_WHAT TO DO_.
Only the lines from the one containing "Enumerate this screenshot's" to the end of the data below belong in the answer, each repeated exactly; no pictures.

_DATA_.
_____

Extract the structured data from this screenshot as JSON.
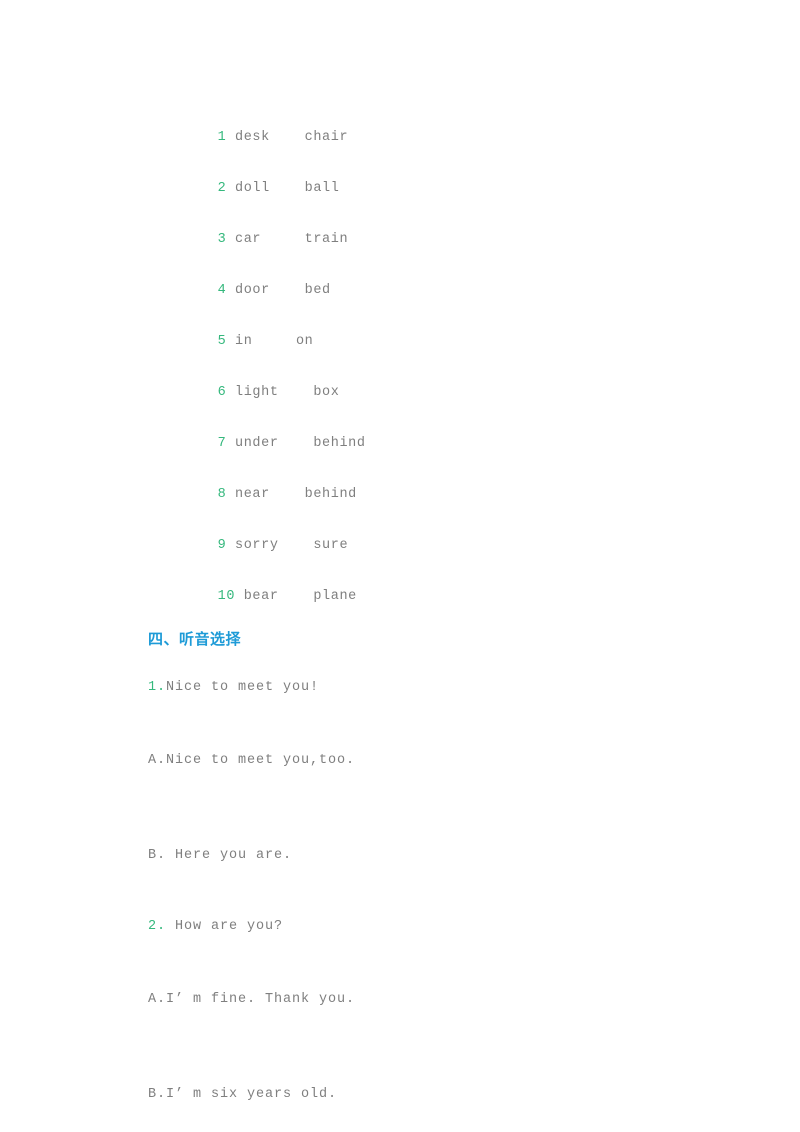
{
  "document": {
    "background_color": "#ffffff",
    "number_color": "#35b87d",
    "text_color": "#7f7f7f",
    "heading_color": "#1e9bd7"
  },
  "word_pairs": {
    "items": [
      {
        "number": "1",
        "word_a": "desk",
        "word_b": "chair",
        "gap": "    "
      },
      {
        "number": "2",
        "word_a": "doll",
        "word_b": "ball",
        "gap": "    "
      },
      {
        "number": "3",
        "word_a": "car",
        "word_b": "train",
        "gap": "     "
      },
      {
        "number": "4",
        "word_a": "door",
        "word_b": "bed",
        "gap": "    "
      },
      {
        "number": "5",
        "word_a": "in",
        "word_b": "on",
        "gap": "     "
      },
      {
        "number": "6",
        "word_a": "light",
        "word_b": "box",
        "gap": "    "
      },
      {
        "number": "7",
        "word_a": "under",
        "word_b": "behind",
        "gap": "    "
      },
      {
        "number": "8",
        "word_a": "near",
        "word_b": "behind",
        "gap": "    "
      },
      {
        "number": "9",
        "word_a": "sorry",
        "word_b": "sure",
        "gap": "    "
      },
      {
        "number": "10",
        "word_a": "bear",
        "word_b": "plane",
        "gap": "    "
      }
    ]
  },
  "section": {
    "heading": "四、听音选择"
  },
  "questions": [
    {
      "number": "1.",
      "stem": "Nice to meet you!",
      "options": [
        {
          "label": "A.",
          "text": "Nice to meet you,too."
        },
        {
          "label": "B. ",
          "text": "Here you are."
        }
      ]
    },
    {
      "number": "2. ",
      "stem": "How are you?",
      "options": [
        {
          "label": "A.",
          "text": "I’ m fine. Thank you."
        },
        {
          "label": "B.",
          "text": "I’ m six years old."
        }
      ]
    }
  ]
}
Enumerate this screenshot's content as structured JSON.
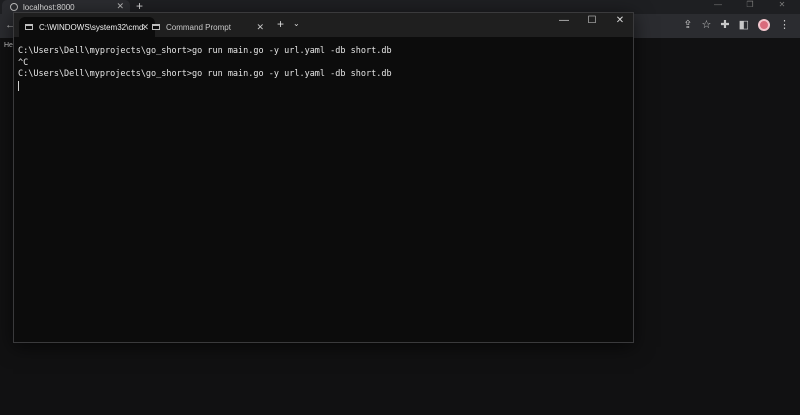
{
  "browser": {
    "tab_title": "localhost:8000",
    "tab_close": "✕",
    "new_tab": "+",
    "window_controls": [
      "—",
      "❐",
      "✕"
    ],
    "page_text": "He"
  },
  "terminal": {
    "tabs": [
      {
        "title": "C:\\WINDOWS\\system32\\cmd.",
        "close": "✕"
      },
      {
        "title": "Command Prompt",
        "close": "✕"
      }
    ],
    "new_tab": "+",
    "dropdown": "⌄",
    "window_controls": [
      "—",
      "☐",
      "✕"
    ],
    "lines": [
      "C:\\Users\\Dell\\myprojects\\go_short>go run main.go -y url.yaml -db short.db",
      "^C",
      "C:\\Users\\Dell\\myprojects\\go_short>go run main.go -y url.yaml -db short.db"
    ]
  }
}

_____

_PROBLEM SOLUTION_.
Enumerate this screenshot's content as structured JSON.
{
  "browser": {
    "tab_title": "localhost:8000",
    "tab_close": "✕",
    "new_tab": "+",
    "window_controls": [
      "—",
      "❐",
      "✕"
    ],
    "page_text": "He"
  },
  "terminal": {
    "tabs": [
      {
        "title": "C:\\WINDOWS\\system32\\cmd.",
        "close": "✕"
      },
      {
        "title": "Command Prompt",
        "close": "✕"
      }
    ],
    "new_tab": "+",
    "dropdown": "⌄",
    "window_controls": [
      "—",
      "☐",
      "✕"
    ],
    "lines": [
      "C:\\Users\\Dell\\myprojects\\go_short>go run main.go -y url.yaml -db short.db",
      "^C",
      "C:\\Users\\Dell\\myprojects\\go_short>go run main.go -y url.yaml -db short.db"
    ]
  }
}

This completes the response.